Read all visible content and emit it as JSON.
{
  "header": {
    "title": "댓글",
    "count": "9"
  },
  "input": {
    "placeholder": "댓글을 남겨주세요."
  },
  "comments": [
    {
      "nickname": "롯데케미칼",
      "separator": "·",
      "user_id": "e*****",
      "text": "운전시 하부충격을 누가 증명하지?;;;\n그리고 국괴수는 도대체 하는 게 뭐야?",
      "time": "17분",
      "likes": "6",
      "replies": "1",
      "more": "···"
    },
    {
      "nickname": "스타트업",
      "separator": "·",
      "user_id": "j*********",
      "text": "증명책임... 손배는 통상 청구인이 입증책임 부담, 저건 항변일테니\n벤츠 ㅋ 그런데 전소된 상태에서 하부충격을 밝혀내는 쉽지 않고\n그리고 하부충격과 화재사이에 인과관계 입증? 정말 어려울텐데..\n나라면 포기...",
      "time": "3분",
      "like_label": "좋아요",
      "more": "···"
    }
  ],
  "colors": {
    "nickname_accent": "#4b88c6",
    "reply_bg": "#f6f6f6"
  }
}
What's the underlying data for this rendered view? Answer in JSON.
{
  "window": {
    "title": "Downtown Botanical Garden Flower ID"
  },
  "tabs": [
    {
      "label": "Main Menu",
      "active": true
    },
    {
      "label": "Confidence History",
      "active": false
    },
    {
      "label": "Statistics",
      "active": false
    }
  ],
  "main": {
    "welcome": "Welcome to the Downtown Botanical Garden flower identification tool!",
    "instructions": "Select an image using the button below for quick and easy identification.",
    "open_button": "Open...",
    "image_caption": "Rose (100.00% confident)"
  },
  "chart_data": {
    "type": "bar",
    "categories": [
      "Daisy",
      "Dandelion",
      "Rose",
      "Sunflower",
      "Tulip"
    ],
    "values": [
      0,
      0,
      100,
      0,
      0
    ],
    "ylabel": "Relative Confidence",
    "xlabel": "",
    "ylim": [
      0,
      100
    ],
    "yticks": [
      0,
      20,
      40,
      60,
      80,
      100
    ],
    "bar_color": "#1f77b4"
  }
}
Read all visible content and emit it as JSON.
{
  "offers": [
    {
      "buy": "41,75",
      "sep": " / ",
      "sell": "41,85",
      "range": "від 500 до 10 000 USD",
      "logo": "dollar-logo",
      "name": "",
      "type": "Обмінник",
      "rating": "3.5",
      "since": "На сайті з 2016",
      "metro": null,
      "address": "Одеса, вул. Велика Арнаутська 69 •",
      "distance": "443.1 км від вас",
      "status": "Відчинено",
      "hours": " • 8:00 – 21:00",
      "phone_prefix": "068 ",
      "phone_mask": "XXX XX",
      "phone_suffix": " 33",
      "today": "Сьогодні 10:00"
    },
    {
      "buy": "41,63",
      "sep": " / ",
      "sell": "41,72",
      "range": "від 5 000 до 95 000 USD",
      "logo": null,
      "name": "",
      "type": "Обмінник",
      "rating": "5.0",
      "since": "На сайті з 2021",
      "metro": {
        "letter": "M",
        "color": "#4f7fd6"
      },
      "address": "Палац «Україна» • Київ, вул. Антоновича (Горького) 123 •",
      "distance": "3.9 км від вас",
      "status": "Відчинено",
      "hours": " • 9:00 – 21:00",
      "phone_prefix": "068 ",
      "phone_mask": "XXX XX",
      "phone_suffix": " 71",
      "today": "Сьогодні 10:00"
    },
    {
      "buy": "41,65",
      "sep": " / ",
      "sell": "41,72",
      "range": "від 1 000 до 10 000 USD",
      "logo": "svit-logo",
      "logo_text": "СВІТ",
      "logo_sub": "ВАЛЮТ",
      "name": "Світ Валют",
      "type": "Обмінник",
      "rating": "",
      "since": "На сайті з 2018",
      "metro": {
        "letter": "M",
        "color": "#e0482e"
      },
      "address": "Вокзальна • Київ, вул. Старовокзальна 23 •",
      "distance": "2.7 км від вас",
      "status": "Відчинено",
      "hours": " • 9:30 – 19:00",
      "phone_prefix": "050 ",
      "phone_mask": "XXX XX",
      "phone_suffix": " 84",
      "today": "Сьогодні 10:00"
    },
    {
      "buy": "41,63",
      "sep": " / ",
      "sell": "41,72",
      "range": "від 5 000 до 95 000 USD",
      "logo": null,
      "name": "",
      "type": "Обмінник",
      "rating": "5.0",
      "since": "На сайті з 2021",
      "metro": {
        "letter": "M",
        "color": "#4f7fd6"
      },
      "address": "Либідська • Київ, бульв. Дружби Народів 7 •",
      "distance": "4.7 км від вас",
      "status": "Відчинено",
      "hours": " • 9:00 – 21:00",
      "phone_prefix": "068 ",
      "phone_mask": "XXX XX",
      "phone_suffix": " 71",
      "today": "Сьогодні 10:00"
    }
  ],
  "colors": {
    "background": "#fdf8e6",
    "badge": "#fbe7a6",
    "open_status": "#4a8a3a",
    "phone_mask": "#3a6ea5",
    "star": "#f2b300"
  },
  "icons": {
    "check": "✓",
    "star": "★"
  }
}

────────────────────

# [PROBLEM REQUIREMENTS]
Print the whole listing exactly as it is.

# [WORKED SOLUTION]
Read all visible content and emit it as JSON.
{
  "header": {
    "title": "댓글",
    "count": "9"
  },
  "input": {
    "placeholder": "댓글을 남겨주세요."
  },
  "comments": [
    {
      "nickname": "롯데케미칼",
      "separator": "·",
      "user_id": "e*****",
      "text": "운전시 하부충격을 누가 증명하지?;;;\n그리고 국괴수는 도대체 하는 게 뭐야?",
      "time": "17분",
      "likes": "6",
      "replies": "1",
      "more": "···"
    },
    {
      "nickname": "스타트업",
      "separator": "·",
      "user_id": "j*********",
      "text": "증명책임... 손배는 통상 청구인이 입증책임 부담, 저건 항변일테니\n벤츠 ㅋ 그런데 전소된 상태에서 하부충격을 밝혀내는 쉽지 않고\n그리고 하부충격과 화재사이에 인과관계 입증? 정말 어려울텐데..\n나라면 포기...",
      "time": "3분",
      "like_label": "좋아요",
      "more": "···"
    }
  ],
  "colors": {
    "nickname_accent": "#4b88c6",
    "reply_bg": "#f6f6f6"
  }
}
What's the underlying data for this rendered view? Answer in JSON.
{
  "window": {
    "title": "Downtown Botanical Garden Flower ID"
  },
  "tabs": [
    {
      "label": "Main Menu",
      "active": true
    },
    {
      "label": "Confidence History",
      "active": false
    },
    {
      "label": "Statistics",
      "active": false
    }
  ],
  "main": {
    "welcome": "Welcome to the Downtown Botanical Garden flower identification tool!",
    "instructions": "Select an image using the button below for quick and easy identification.",
    "open_button": "Open...",
    "image_caption": "Rose (100.00% confident)"
  },
  "chart_data": {
    "type": "bar",
    "categories": [
      "Daisy",
      "Dandelion",
      "Rose",
      "Sunflower",
      "Tulip"
    ],
    "values": [
      0,
      0,
      100,
      0,
      0
    ],
    "ylabel": "Relative Confidence",
    "xlabel": "",
    "ylim": [
      0,
      100
    ],
    "yticks": [
      0,
      20,
      40,
      60,
      80,
      100
    ],
    "bar_color": "#1f77b4"
  }
}
Read all visible content and emit it as JSON.
{
  "offers": [
    {
      "buy": "41,75",
      "sep": " / ",
      "sell": "41,85",
      "range": "від 500 до 10 000 USD",
      "logo": "dollar-logo",
      "name": "",
      "type": "Обмінник",
      "rating": "3.5",
      "since": "На сайті з 2016",
      "metro": null,
      "address": "Одеса, вул. Велика Арнаутська 69 •",
      "distance": "443.1 км від вас",
      "status": "Відчинено",
      "hours": " • 8:00 – 21:00",
      "phone_prefix": "068 ",
      "phone_mask": "XXX XX",
      "phone_suffix": " 33",
      "today": "Сьогодні 10:00"
    },
    {
      "buy": "41,63",
      "sep": " / ",
      "sell": "41,72",
      "range": "від 5 000 до 95 000 USD",
      "logo": null,
      "name": "",
      "type": "Обмінник",
      "rating": "5.0",
      "since": "На сайті з 2021",
      "metro": {
        "letter": "M",
        "color": "#4f7fd6"
      },
      "address": "Палац «Україна» • Київ, вул. Антоновича (Горького) 123 •",
      "distance": "3.9 км від вас",
      "status": "Відчинено",
      "hours": " • 9:00 – 21:00",
      "phone_prefix": "068 ",
      "phone_mask": "XXX XX",
      "phone_suffix": " 71",
      "today": "Сьогодні 10:00"
    },
    {
      "buy": "41,65",
      "sep": " / ",
      "sell": "41,72",
      "range": "від 1 000 до 10 000 USD",
      "logo": "svit-logo",
      "logo_text": "СВІТ",
      "logo_sub": "ВАЛЮТ",
      "name": "Світ Валют",
      "type": "Обмінник",
      "rating": "",
      "since": "На сайті з 2018",
      "metro": {
        "letter": "M",
        "color": "#e0482e"
      },
      "address": "Вокзальна • Київ, вул. Старовокзальна 23 •",
      "distance": "2.7 км від вас",
      "status": "Відчинено",
      "hours": " • 9:30 – 19:00",
      "phone_prefix": "050 ",
      "phone_mask": "XXX XX",
      "phone_suffix": " 84",
      "today": "Сьогодні 10:00"
    },
    {
      "buy": "41,63",
      "sep": " / ",
      "sell": "41,72",
      "range": "від 5 000 до 95 000 USD",
      "logo": null,
      "name": "",
      "type": "Обмінник",
      "rating": "5.0",
      "since": "На сайті з 2021",
      "metro": {
        "letter": "M",
        "color": "#4f7fd6"
      },
      "address": "Либідська • Київ, бульв. Дружби Народів 7 •",
      "distance": "4.7 км від вас",
      "status": "Відчинено",
      "hours": " • 9:00 – 21:00",
      "phone_prefix": "068 ",
      "phone_mask": "XXX XX",
      "phone_suffix": " 71",
      "today": "Сьогодні 10:00"
    }
  ],
  "colors": {
    "background": "#fdf8e6",
    "badge": "#fbe7a6",
    "open_status": "#4a8a3a",
    "phone_mask": "#3a6ea5",
    "star": "#f2b300"
  },
  "icons": {
    "check": "✓",
    "star": "★"
  }
}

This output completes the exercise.